Wherever a line in the data below holds "Linux", copy that line.

** EXERCISE MATERIAL follows **

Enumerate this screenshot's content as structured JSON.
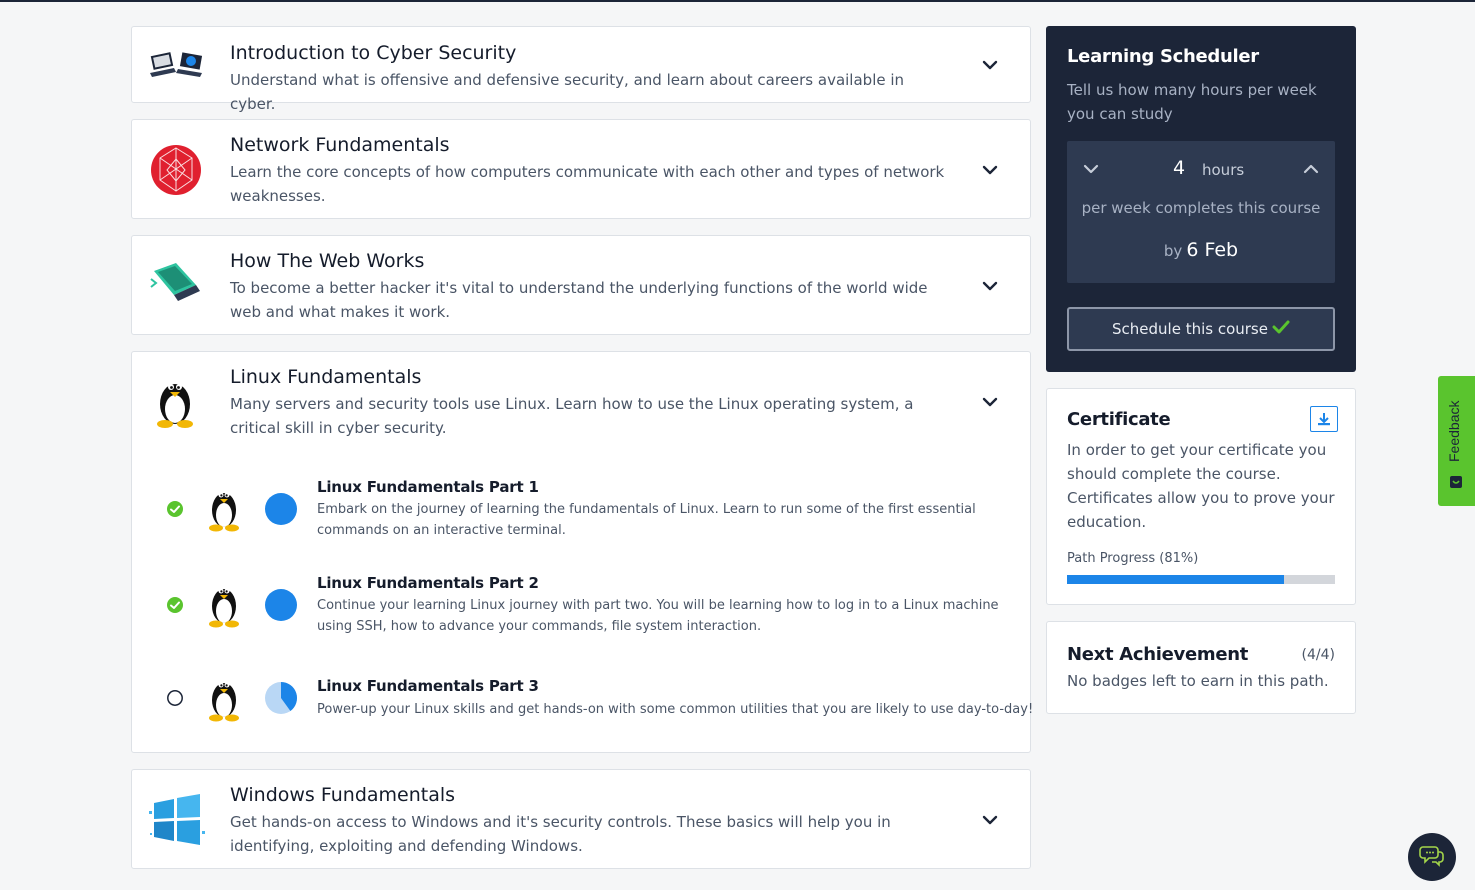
{
  "modules": [
    {
      "title": "Introduction to Cyber Security",
      "description": "Understand what is offensive and defensive security, and learn about careers available in cyber.",
      "icon": "laptops-icon"
    },
    {
      "title": "Network Fundamentals",
      "description": "Learn the core concepts of how computers communicate with each other and types of network weaknesses.",
      "icon": "network-globe-icon"
    },
    {
      "title": "How The Web Works",
      "description": "To become a better hacker it's vital to understand the underlying functions of the world wide web and what makes it work.",
      "icon": "laptop-web-icon"
    },
    {
      "title": "Linux Fundamentals",
      "description": "Many servers and security tools use Linux. Learn how to use the Linux operating system, a critical skill in cyber security.",
      "icon": "tux-icon",
      "rooms": [
        {
          "title": "Linux Fundamentals Part 1",
          "description": "Embark on the journey of learning the fundamentals of Linux. Learn to run some of the first essential commands on an interactive terminal.",
          "completed": true,
          "progress": 1.0
        },
        {
          "title": "Linux Fundamentals Part 2",
          "description": "Continue your learning Linux journey with part two. You will be learning how to log in to a Linux machine using SSH, how to advance your commands, file system interaction.",
          "completed": true,
          "progress": 1.0
        },
        {
          "title": "Linux Fundamentals Part 3",
          "description": "Power-up your Linux skills and get hands-on with some common utilities that you are likely to use day-to-day!",
          "completed": false,
          "progress": 0.4
        }
      ]
    },
    {
      "title": "Windows Fundamentals",
      "description": "Get hands-on access to Windows and it's security controls. These basics will help you in identifying, exploiting and defending Windows.",
      "icon": "windows-icon"
    }
  ],
  "scheduler": {
    "title": "Learning Scheduler",
    "subtitle": "Tell us how many hours per week you can study",
    "hours": "4",
    "hours_unit": "hours",
    "per_week_text": "per week completes this course",
    "by_label": "by",
    "by_date": "6 Feb",
    "button_label": "Schedule this course"
  },
  "certificate": {
    "title": "Certificate",
    "text": "In order to get your certificate you should complete the course. Certificates allow you to prove your education.",
    "progress_label": "Path Progress (81%)",
    "progress": 0.81
  },
  "achievement": {
    "title": "Next Achievement",
    "count": "(4/4)",
    "text": "No badges left to earn in this path."
  },
  "feedback": {
    "label": "Feedback"
  },
  "colors": {
    "accent_blue": "#1c85e8",
    "success_green": "#5ac42e",
    "navy": "#1c2538"
  }
}
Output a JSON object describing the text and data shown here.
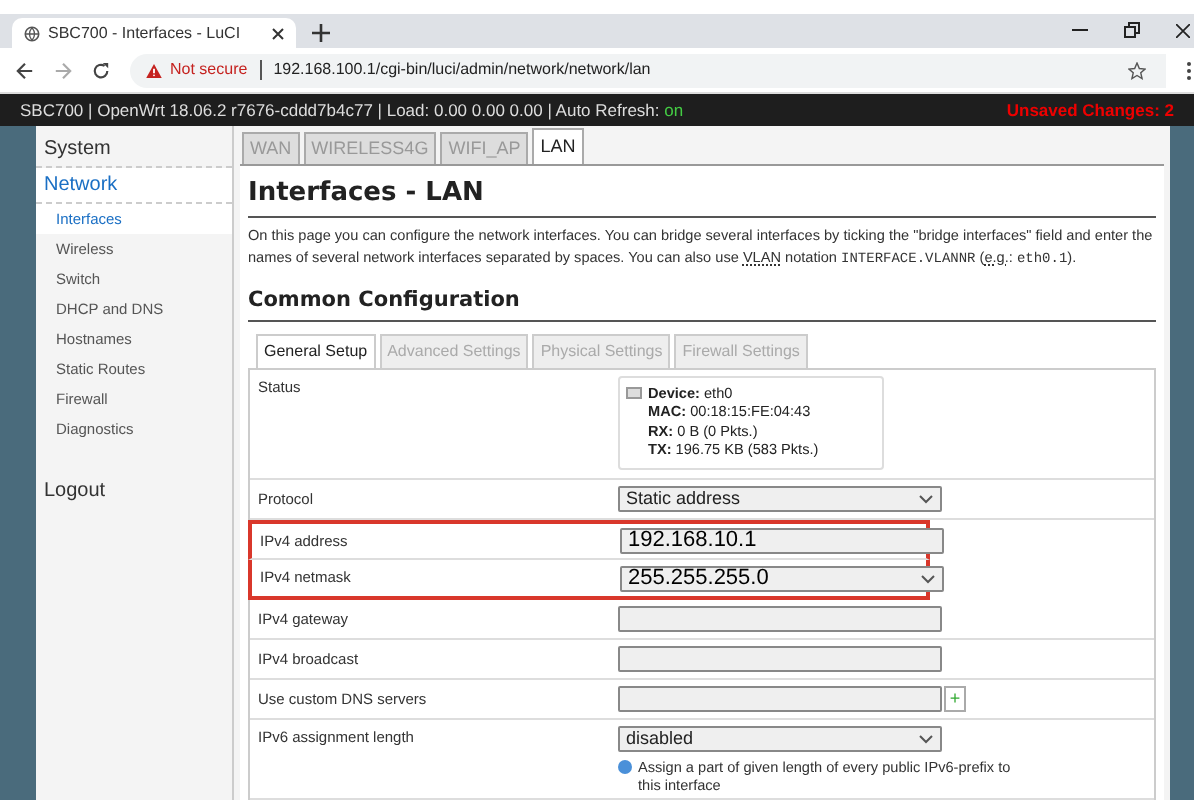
{
  "browser": {
    "tab_title": "SBC700 - Interfaces - LuCI",
    "security": "Not secure",
    "url": "192.168.100.1/cgi-bin/luci/admin/network/network/lan"
  },
  "header": {
    "info": "SBC700 | OpenWrt 18.06.2 r7676-cddd7b4c77 | Load: 0.00 0.00 0.00 | Auto Refresh: ",
    "auto_refresh": "on",
    "unsaved": "Unsaved Changes: 2"
  },
  "sidebar": {
    "items": [
      {
        "label": "System",
        "selected": false
      },
      {
        "label": "Network",
        "selected": true,
        "children": [
          {
            "label": "Interfaces",
            "selected": true
          },
          {
            "label": "Wireless",
            "selected": false
          },
          {
            "label": "Switch",
            "selected": false
          },
          {
            "label": "DHCP and DNS",
            "selected": false
          },
          {
            "label": "Hostnames",
            "selected": false
          },
          {
            "label": "Static Routes",
            "selected": false
          },
          {
            "label": "Firewall",
            "selected": false
          },
          {
            "label": "Diagnostics",
            "selected": false
          }
        ]
      }
    ],
    "logout": "Logout"
  },
  "interface_tabs": [
    {
      "label": "WAN",
      "selected": false
    },
    {
      "label": "WIRELESS4G",
      "selected": false
    },
    {
      "label": "WIFI_AP",
      "selected": false
    },
    {
      "label": "LAN",
      "selected": true
    }
  ],
  "title": "Interfaces - LAN",
  "description": [
    {
      "kind": "text",
      "text": "On this page you can configure the network interfaces. You can bridge several interfaces by ticking the \"bridge interfaces\" field and enter the names of several network interfaces separated by spaces. You can also use "
    },
    {
      "kind": "abbr",
      "text": "VLAN"
    },
    {
      "kind": "text",
      "text": " notation "
    },
    {
      "kind": "code",
      "text": "INTERFACE.VLANNR"
    },
    {
      "kind": "text",
      "text": " ("
    },
    {
      "kind": "abbr",
      "text": "e.g."
    },
    {
      "kind": "text",
      "text": ": "
    },
    {
      "kind": "code",
      "text": "eth0.1"
    },
    {
      "kind": "text",
      "text": ")."
    }
  ],
  "section_title": "Common Configuration",
  "section_tabs": [
    {
      "label": "General Setup",
      "selected": true
    },
    {
      "label": "Advanced Settings",
      "selected": false
    },
    {
      "label": "Physical Settings",
      "selected": false
    },
    {
      "label": "Firewall Settings",
      "selected": false
    }
  ],
  "status": {
    "label": "Status",
    "lines": [
      {
        "key": "Device:",
        "value": " eth0"
      },
      {
        "key": "MAC:",
        "value": " 00:18:15:FE:04:43"
      },
      {
        "key": "RX:",
        "value": " 0 B (0 Pkts.)"
      },
      {
        "key": "TX:",
        "value": " 196.75 KB (583 Pkts.)"
      }
    ]
  },
  "fields": [
    {
      "label": "Protocol",
      "kind": "select",
      "value": "Static address",
      "highlighted": false
    },
    {
      "label": "IPv4 address",
      "kind": "input",
      "value": "192.168.10.1",
      "highlighted": true
    },
    {
      "label": "IPv4 netmask",
      "kind": "select",
      "value": "255.255.255.0",
      "highlighted": true
    },
    {
      "label": "IPv4 gateway",
      "kind": "input",
      "highlighted": false
    },
    {
      "label": "IPv4 broadcast",
      "kind": "input",
      "highlighted": false
    },
    {
      "label": "Use custom DNS servers",
      "kind": "dynlist",
      "add": "+",
      "highlighted": false
    },
    {
      "label": "IPv6 assignment length",
      "kind": "select",
      "value": "disabled",
      "hint": "Assign a part of given length of every public IPv6-prefix to this interface",
      "highlighted": false
    }
  ]
}
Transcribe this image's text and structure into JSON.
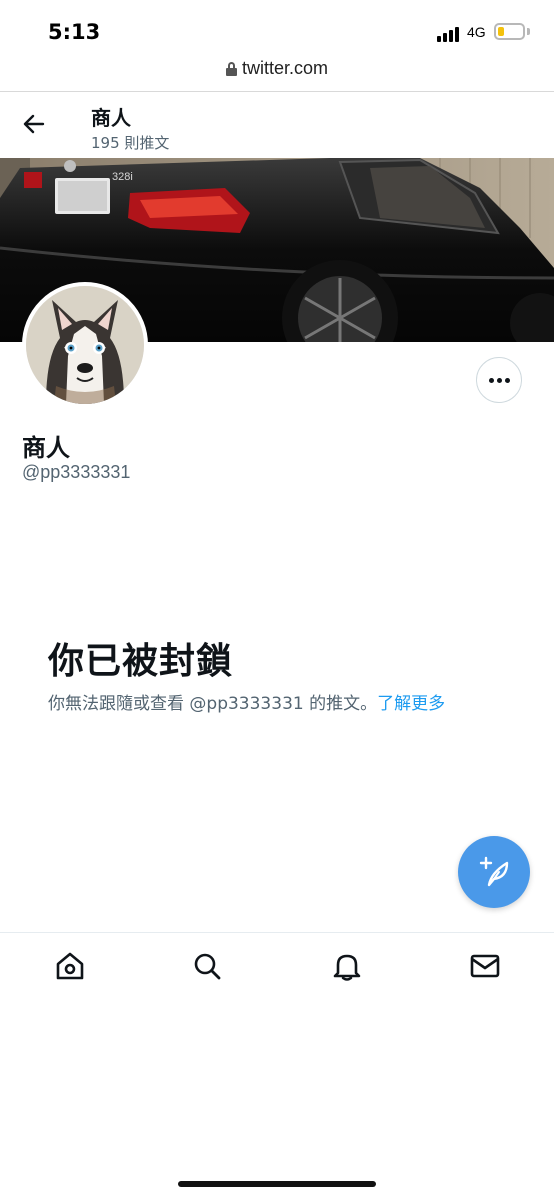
{
  "status_bar": {
    "time": "5:13",
    "network": "4G",
    "battery_level": 0.22,
    "battery_color": "#f4c20d"
  },
  "browser": {
    "url": "twitter.com",
    "lock_icon": "lock-icon"
  },
  "header": {
    "name": "商人",
    "tweet_count": "195 則推文",
    "back_icon": "arrow-left-icon"
  },
  "profile": {
    "display_name": "商人",
    "handle": "@pp3333331",
    "banner": "car-photo",
    "avatar": "husky-photo",
    "more_icon": "more-horizontal-icon"
  },
  "blocked": {
    "title": "你已被封鎖",
    "message": "你無法跟隨或查看 @pp3333331 的推文。",
    "learn_more": "了解更多",
    "link_color": "#1d9bf0"
  },
  "fab": {
    "icon": "compose-tweet-icon",
    "color": "#4a99e9"
  },
  "bottom_nav": {
    "items": [
      {
        "icon": "home-icon"
      },
      {
        "icon": "search-icon"
      },
      {
        "icon": "bell-icon"
      },
      {
        "icon": "mail-icon"
      }
    ]
  }
}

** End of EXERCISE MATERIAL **

▸ SOLUTION FOR THIS EXERCISE:
      "title": "Linux Fundamentals",
      "description": "Many servers and security tools use Linux. Learn how to use the Linux operating system, a critical skill in cyber security.",
          "title": "Linux Fundamentals Part 1",
          "description": "Embark on the journey of learning the fundamentals of Linux. Learn to run some of the first essential commands on an interactive terminal.",
          "title": "Linux Fundamentals Part 2",
          "description": "Continue your learning Linux journey with part two. You will be learning how to log in to a Linux machine using SSH, how to advance your commands, file system interaction.",
          "title": "Linux Fundamentals Part 3",
          "description": "Power-up your Linux skills and get hands-on with some common utilities that you are likely to use day-to-day!",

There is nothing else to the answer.